Packaging
MeatCrafters Skinny Salamis are packaged in foil instead of film to help provide a longer shelf life.
 


Packaging meets printing

Bemis Co. Inc., North America, based in Oshkosh, Wisconsin, creates packaging for food and non-food products. The company created packaging for several leading national brands of meat snacks and jerky that incorporate “tactile” print. The textured print can be formulated to look and feel like leather, paper or a supple/soft film, says Pete Bruehl, marketing manager for processed meats and bacon at Bemis.
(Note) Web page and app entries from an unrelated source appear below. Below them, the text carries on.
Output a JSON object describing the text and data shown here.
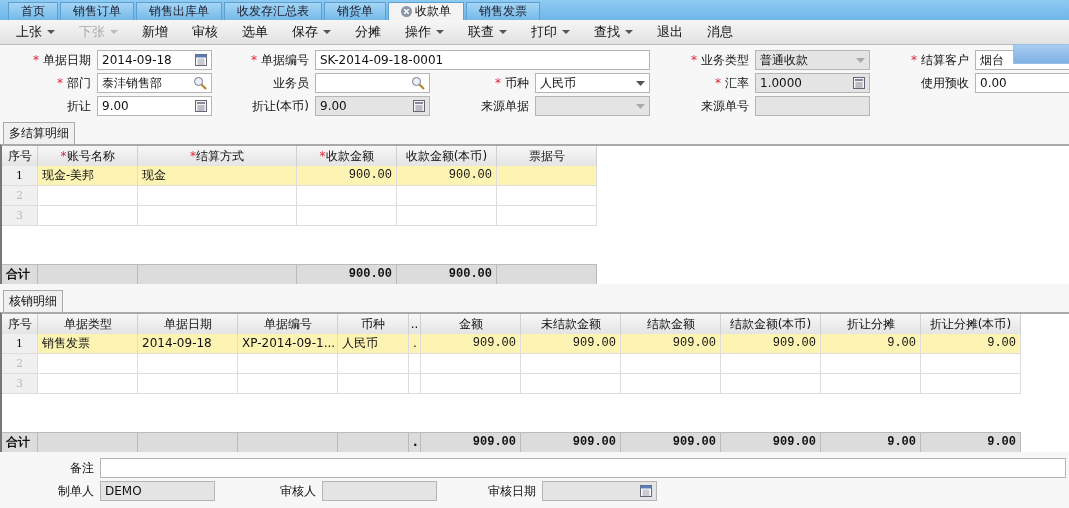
{
  "doc_tabs": [
    {
      "label": "首页",
      "selected": false
    },
    {
      "label": "销售订单",
      "selected": false
    },
    {
      "label": "销售出库单",
      "selected": false
    },
    {
      "label": "收发存汇总表",
      "selected": false
    },
    {
      "label": "销货单",
      "selected": false
    },
    {
      "label": "收款单",
      "selected": true
    },
    {
      "label": "销售发票",
      "selected": false
    }
  ],
  "toolbar": [
    {
      "label": "上张",
      "menu": true,
      "disabled": false
    },
    {
      "label": "下张",
      "menu": true,
      "disabled": true
    },
    {
      "label": "新增",
      "menu": false,
      "disabled": false
    },
    {
      "label": "审核",
      "menu": false,
      "disabled": false
    },
    {
      "label": "选单",
      "menu": false,
      "disabled": false
    },
    {
      "label": "保存",
      "menu": true,
      "disabled": false
    },
    {
      "label": "分摊",
      "menu": false,
      "disabled": false
    },
    {
      "label": "操作",
      "menu": true,
      "disabled": false
    },
    {
      "label": "联查",
      "menu": true,
      "disabled": false
    },
    {
      "label": "打印",
      "menu": true,
      "disabled": false
    },
    {
      "label": "查找",
      "menu": true,
      "disabled": false
    },
    {
      "label": "退出",
      "menu": false,
      "disabled": false
    },
    {
      "label": "消息",
      "menu": false,
      "disabled": false
    }
  ],
  "form": [
    {
      "mark": "*",
      "label": "单据日期",
      "kind": "date",
      "value": "2014-09-18",
      "disabled": false,
      "wide": false
    },
    {
      "mark": "*",
      "label": "单据编号",
      "kind": "plain",
      "value": "SK-2014-09-18-0001",
      "disabled": false,
      "wide": true
    },
    {
      "mark": "*",
      "label": "业务类型",
      "kind": "dropdown",
      "value": "普通收款",
      "disabled": true,
      "wide": false
    },
    {
      "mark": "*",
      "label": "结算客户",
      "kind": "covered",
      "value": "烟台",
      "disabled": false,
      "wide": false
    },
    {
      "mark": "*",
      "label": "部门",
      "kind": "search",
      "value": "泰沣销售部",
      "disabled": false,
      "wide": false
    },
    {
      "label": "业务员",
      "kind": "search",
      "disabled": false,
      "wide": false
    },
    {
      "mark": "*",
      "label": "币种",
      "kind": "dropdown",
      "value": "人民币",
      "disabled": false,
      "wide": false
    },
    {
      "mark": "*",
      "label": "汇率",
      "kind": "calc",
      "value": "1.0000",
      "disabled": true,
      "wide": false
    },
    {
      "label": "使用预收",
      "kind": "plain",
      "value": "0.00",
      "disabled": false,
      "wide": false
    },
    {
      "label": "折让",
      "kind": "calc",
      "value": "9.00",
      "disabled": false,
      "wide": false
    },
    {
      "label": "折让(本币)",
      "kind": "calc",
      "value": "9.00",
      "disabled": true,
      "wide": false
    },
    {
      "label": "来源单据",
      "kind": "dropdown",
      "disabled": true,
      "wide": false
    },
    {
      "label": "来源单号",
      "kind": "plain",
      "disabled": true,
      "wide": false
    }
  ],
  "grids": [
    {
      "tab": "多结算明细",
      "columns": [
        {
          "label": "序号"
        },
        {
          "mark": "*",
          "label": "账号名称"
        },
        {
          "mark": "*",
          "label": "结算方式"
        },
        {
          "mark": "*",
          "label": "收款金额"
        },
        {
          "label": "收款金额(本币)"
        },
        {
          "label": "票据号"
        }
      ],
      "rows": [
        {
          "cells": [
            "1",
            "现金-美邦",
            "现金",
            "900.00",
            "900.00"
          ],
          "selected": true
        },
        {
          "cells": [
            "2"
          ],
          "selected": false
        },
        {
          "cells": [
            "3"
          ],
          "selected": false
        },
        {
          "kind": "total",
          "cells": [
            "合计",
            null,
            null,
            "900.00",
            "900.00"
          ]
        }
      ]
    },
    {
      "tab": "核销明细",
      "columns": [
        {
          "label": "序号"
        },
        {
          "label": "单据类型"
        },
        {
          "label": "单据日期"
        },
        {
          "label": "单据编号"
        },
        {
          "label": "币种"
        },
        {
          "label": ".."
        },
        {
          "label": "金额"
        },
        {
          "label": "未结款金额"
        },
        {
          "label": "结款金额"
        },
        {
          "label": "结款金额(本币)"
        },
        {
          "label": "折让分摊"
        },
        {
          "label": "折让分摊(本币)"
        }
      ],
      "rows": [
        {
          "cells": [
            "1",
            "销售发票",
            "2014-09-18",
            "XP-2014-09-1...",
            "人民币",
            ".",
            "909.00",
            "909.00",
            "909.00",
            "909.00",
            "9.00",
            "9.00"
          ],
          "selected": true
        },
        {
          "cells": [
            "2"
          ],
          "selected": false
        },
        {
          "cells": [
            "3"
          ],
          "selected": false
        },
        {
          "kind": "total",
          "cells": [
            "合计",
            null,
            null,
            null,
            null,
            ".",
            "909.00",
            "909.00",
            "909.00",
            "909.00",
            "9.00",
            "9.00"
          ]
        }
      ]
    }
  ],
  "footer": [
    {
      "label": "备注",
      "kind": "plain",
      "disabled": false,
      "wide": true
    },
    {
      "label": "制单人",
      "kind": "plain",
      "value": "DEMO",
      "disabled": true,
      "wide": false
    },
    {
      "label": "审核人",
      "kind": "plain",
      "disabled": true,
      "wide": false
    },
    {
      "label": "审核日期",
      "kind": "date",
      "disabled": true,
      "wide": false
    }
  ]
}
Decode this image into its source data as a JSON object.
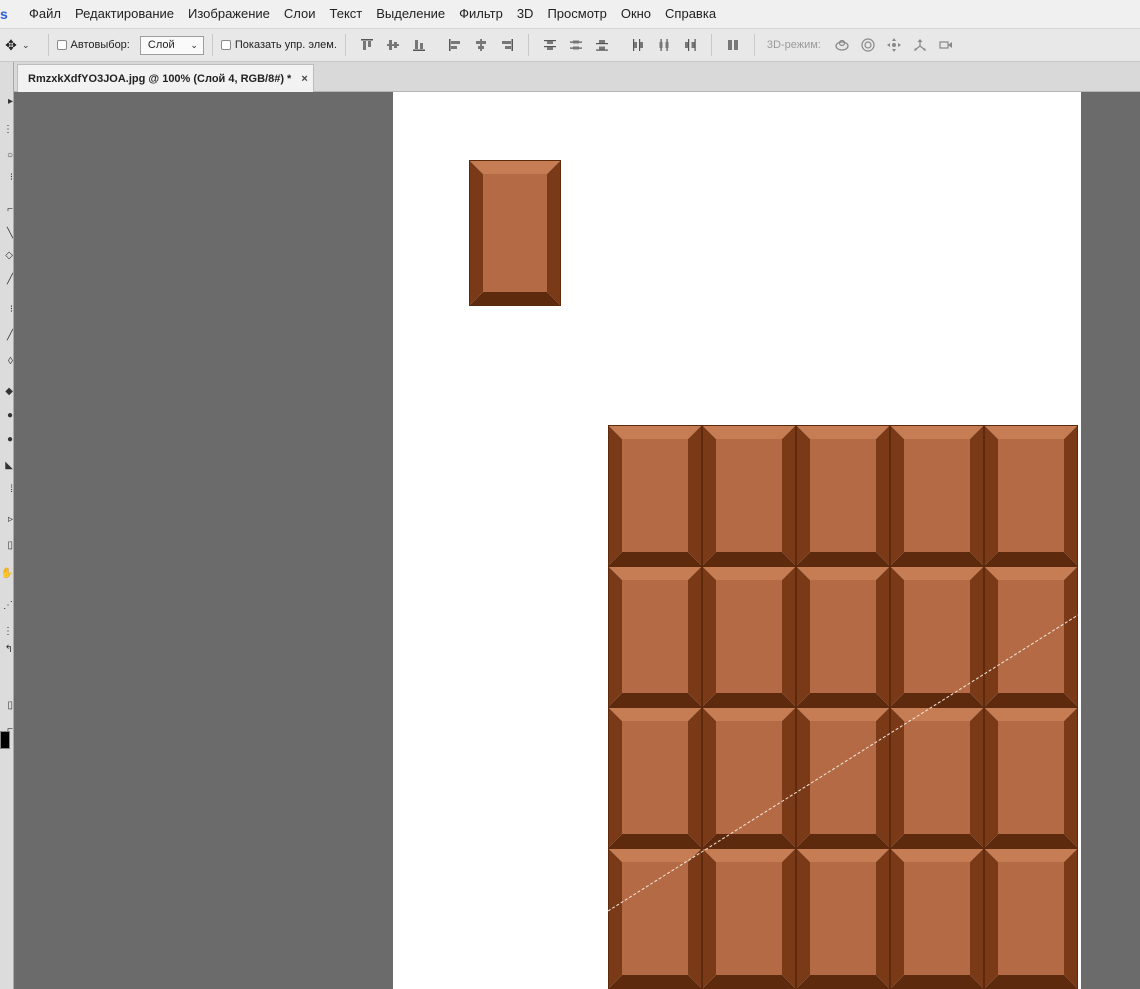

This is the latest in new packaging trends for meat sticks and jerky, a segment of the meat processing industry and meat sales that’s growing by leaps and bounds. The packaging is achieved through a proprietary printing process. The oriented polyester used is reverse printed and surface printed on a printing press to achieve the tactile look and feel, Bruehl says.

“Once printed, the film is laminated to a barrier sealant to complete the structure. Ink type, number of colors, amount of coverage and drying time are all critical factors to achieve the desired look” he says.

The unique design was developed as meat snack manufacturers search for differentiation in their brands to help them sustain and gain market share. “Printing is typically a relatively easy upgrade for customers to re-innovate their products and brand, as the films will still run on existing packaging equipment,” Bruehl points out. “The cost impact is less, since it’s just a graphics change, versus buying additional packaging equipment.” He says the tactile format can be used in vertical and horizontal form-fill-seal packaging, flow-wrap and pouch applications.

Because meat snacks and jerky continue to grow in popularity, there are also other new packaging trends. Printing and graphics have been used widely for years to make products stand out and look different from others on the store shelf, with matte, anti-glare and tactile looks. “Most of the print is high ink coverage, up to 10 colors,” Bruehl says.

He adds that portion control for on-the-go convenience is a major trend, combined with packaging that is portable, easy to open and easy to separate (as is the case with perforated packages). Bruehl says product type has changed, with different protein snack formats, – all of which include printing on both sides to allow for more branding on the front, while featuring the necessary nutritional information on the back side of the package.